- Infrastructure code and build (January - September 2016)
- Alpha (July 2016)
- Second project summit @ AppSec EU (July 2016)
- Beta (August 2016)
- Launch of content at AppSec USA (September 2016)
OWASP Yellow Belt (October 2016 - September 2017)
- Content creation (October 2016 - March 2017)
- Content recording (April 2017)
- Infrastructure update (January - September 2017)
- Alpha (July 2017)
- Beta (August 2017)
- Launch of content at AppSec USA (September 2017)
OWASP Green Belt, OWASP Brown Belt, OWASP Black Belt (October 2017 - September 2018)
- Infrastructure update (January - July 2018)
- Finalize governance and oversight (January - March 2018)
- Alpha (July 2018)
- Beta (August 2018)
- Launch of concept and completion of initial scope (September 2018)
Then the cycle begins again, with a refresh of OWASP White Belt.
What is the problem statement that this project is trying to solve?
Builders, breakers, and defenders lack:
- general application security knowledge
- appreciation for the evolving threat landscape
- experience with secure development practices and tools
- motivation to volunteer to improve security
What is the mission of this project?
OWASP Security Ninja educates, empowers, reaches, and recognizes builders, breakers, and defenders in web application security.
Who is the target consumer for this project?
The target audience begins with the OWASP faithful, the builders and breakers that are already part of the OWASP community. Our secondary audiences are educators / students and industry. We see the real benefit for this program in reaching builders and breakers in industry and the next generation studying now.
What is different about the learning created in this project versus regular security learning?

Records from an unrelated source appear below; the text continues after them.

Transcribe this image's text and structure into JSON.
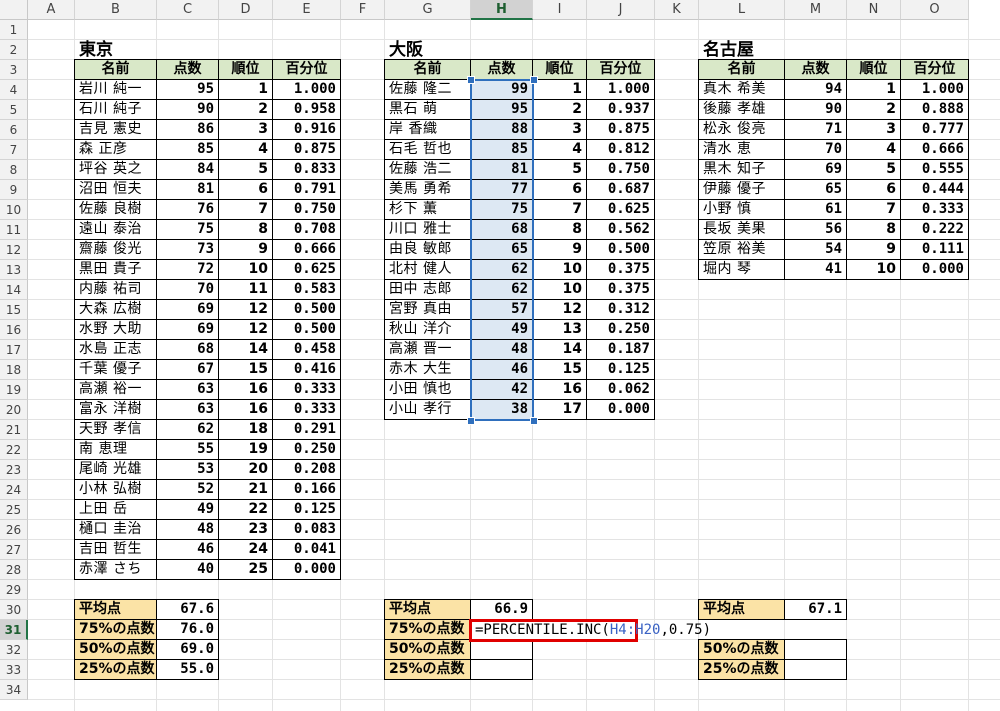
{
  "columns": [
    "A",
    "B",
    "C",
    "D",
    "E",
    "F",
    "G",
    "H",
    "I",
    "J",
    "K",
    "L",
    "M",
    "N",
    "O"
  ],
  "rows": [
    "1",
    "2",
    "3",
    "4",
    "5",
    "6",
    "7",
    "8",
    "9",
    "10",
    "11",
    "12",
    "13",
    "14",
    "15",
    "16",
    "17",
    "18",
    "19",
    "20",
    "21",
    "22",
    "23",
    "24",
    "25",
    "26",
    "27",
    "28",
    "29",
    "30",
    "31",
    "32",
    "33",
    "34"
  ],
  "selected_column": "H",
  "selected_row": "31",
  "headers": [
    "名前",
    "点数",
    "順位",
    "百分位"
  ],
  "tokyo": {
    "title": "東京",
    "rows": [
      [
        "岩川 純一",
        "95",
        "1",
        "1.000"
      ],
      [
        "石川 純子",
        "90",
        "2",
        "0.958"
      ],
      [
        "吉見 憲史",
        "86",
        "3",
        "0.916"
      ],
      [
        "森 正彦",
        "85",
        "4",
        "0.875"
      ],
      [
        "坪谷 英之",
        "84",
        "5",
        "0.833"
      ],
      [
        "沼田 恒夫",
        "81",
        "6",
        "0.791"
      ],
      [
        "佐藤 良樹",
        "76",
        "7",
        "0.750"
      ],
      [
        "遠山 泰治",
        "75",
        "8",
        "0.708"
      ],
      [
        "齋藤 俊光",
        "73",
        "9",
        "0.666"
      ],
      [
        "黒田 貴子",
        "72",
        "10",
        "0.625"
      ],
      [
        "内藤 祐司",
        "70",
        "11",
        "0.583"
      ],
      [
        "大森 広樹",
        "69",
        "12",
        "0.500"
      ],
      [
        "水野 大助",
        "69",
        "12",
        "0.500"
      ],
      [
        "水島 正志",
        "68",
        "14",
        "0.458"
      ],
      [
        "千葉 優子",
        "67",
        "15",
        "0.416"
      ],
      [
        "高瀬 裕一",
        "63",
        "16",
        "0.333"
      ],
      [
        "富永 洋樹",
        "63",
        "16",
        "0.333"
      ],
      [
        "天野 孝信",
        "62",
        "18",
        "0.291"
      ],
      [
        "南 恵理",
        "55",
        "19",
        "0.250"
      ],
      [
        "尾崎 光雄",
        "53",
        "20",
        "0.208"
      ],
      [
        "小林 弘樹",
        "52",
        "21",
        "0.166"
      ],
      [
        "上田 岳",
        "49",
        "22",
        "0.125"
      ],
      [
        "樋口 圭治",
        "48",
        "23",
        "0.083"
      ],
      [
        "吉田 哲生",
        "46",
        "24",
        "0.041"
      ],
      [
        "赤澤 さち",
        "40",
        "25",
        "0.000"
      ]
    ],
    "stats": [
      [
        "平均点",
        "67.6"
      ],
      [
        "75%の点数",
        "76.0"
      ],
      [
        "50%の点数",
        "69.0"
      ],
      [
        "25%の点数",
        "55.0"
      ]
    ]
  },
  "osaka": {
    "title": "大阪",
    "rows": [
      [
        "佐藤 隆二",
        "99",
        "1",
        "1.000"
      ],
      [
        "黒石 萌",
        "95",
        "2",
        "0.937"
      ],
      [
        "岸 香織",
        "88",
        "3",
        "0.875"
      ],
      [
        "石毛 哲也",
        "85",
        "4",
        "0.812"
      ],
      [
        "佐藤 浩二",
        "81",
        "5",
        "0.750"
      ],
      [
        "美馬 勇希",
        "77",
        "6",
        "0.687"
      ],
      [
        "杉下 薫",
        "75",
        "7",
        "0.625"
      ],
      [
        "川口 雅士",
        "68",
        "8",
        "0.562"
      ],
      [
        "由良 敏郎",
        "65",
        "9",
        "0.500"
      ],
      [
        "北村 健人",
        "62",
        "10",
        "0.375"
      ],
      [
        "田中 志郎",
        "62",
        "10",
        "0.375"
      ],
      [
        "宮野 真由",
        "57",
        "12",
        "0.312"
      ],
      [
        "秋山 洋介",
        "49",
        "13",
        "0.250"
      ],
      [
        "高瀬 晋一",
        "48",
        "14",
        "0.187"
      ],
      [
        "赤木 大生",
        "46",
        "15",
        "0.125"
      ],
      [
        "小田 慎也",
        "42",
        "16",
        "0.062"
      ],
      [
        "小山 孝行",
        "38",
        "17",
        "0.000"
      ]
    ],
    "stats": [
      [
        "平均点",
        "66.9"
      ],
      [
        "75%の点数",
        ""
      ],
      [
        "50%の点数",
        ""
      ],
      [
        "25%の点数",
        ""
      ]
    ],
    "formula": {
      "prefix": "=PERCENTILE.INC(",
      "ref": "H4:H20",
      "suffix": ",0.75)"
    }
  },
  "nagoya": {
    "title": "名古屋",
    "rows": [
      [
        "真木 希美",
        "94",
        "1",
        "1.000"
      ],
      [
        "後藤 孝雄",
        "90",
        "2",
        "0.888"
      ],
      [
        "松永 俊亮",
        "71",
        "3",
        "0.777"
      ],
      [
        "清水 恵",
        "70",
        "4",
        "0.666"
      ],
      [
        "黒木 知子",
        "69",
        "5",
        "0.555"
      ],
      [
        "伊藤 優子",
        "65",
        "6",
        "0.444"
      ],
      [
        "小野 慎",
        "61",
        "7",
        "0.333"
      ],
      [
        "長坂 美果",
        "56",
        "8",
        "0.222"
      ],
      [
        "笠原 裕美",
        "54",
        "9",
        "0.111"
      ],
      [
        "堀内 琴",
        "41",
        "10",
        "0.000"
      ]
    ],
    "stats": [
      [
        "平均点",
        "67.1"
      ],
      [
        "",
        ""
      ],
      [
        "50%の点数",
        ""
      ],
      [
        "25%の点数",
        ""
      ]
    ]
  }
}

Face it, regular security learning training is boring. Voice over powerpoint is painful to listen to. Someone reading off a script in front of a camera is as interesting as watching paint dry. We do learning modules differently. We bake in fun to the process of how we record. Think of our modules as more of a late night talk show talking security then boring script readers. We use a laid back conversational style to deal with complex topics, ask lots of questions, and share our personal experiences within the content.
What roles / specializations are needed for this project?
We need folks who can perform any or many of the following roles:
- Security learning module content creator (security subject matter expert)
- Content reviewer
- Web interface / full stack developer
- Database developer
- AWS setup and administration
- Graphic designer
- Psychometrician -- fancy name for someone who writes fair test questions
Is this thing a certification?
At this stage, the plan is no. A certification program requires a more formal, rigid testing and evaluation process than we plan to build. We will revisit this as the project develops.
The OWASP Security Ninja project is in need of some additional people to list on this site!
The first contributors to the project are:
| PROJECT INFO
What does this OWASP project offer you?
| RELEASE(S) INFO|
What releases are available for this project?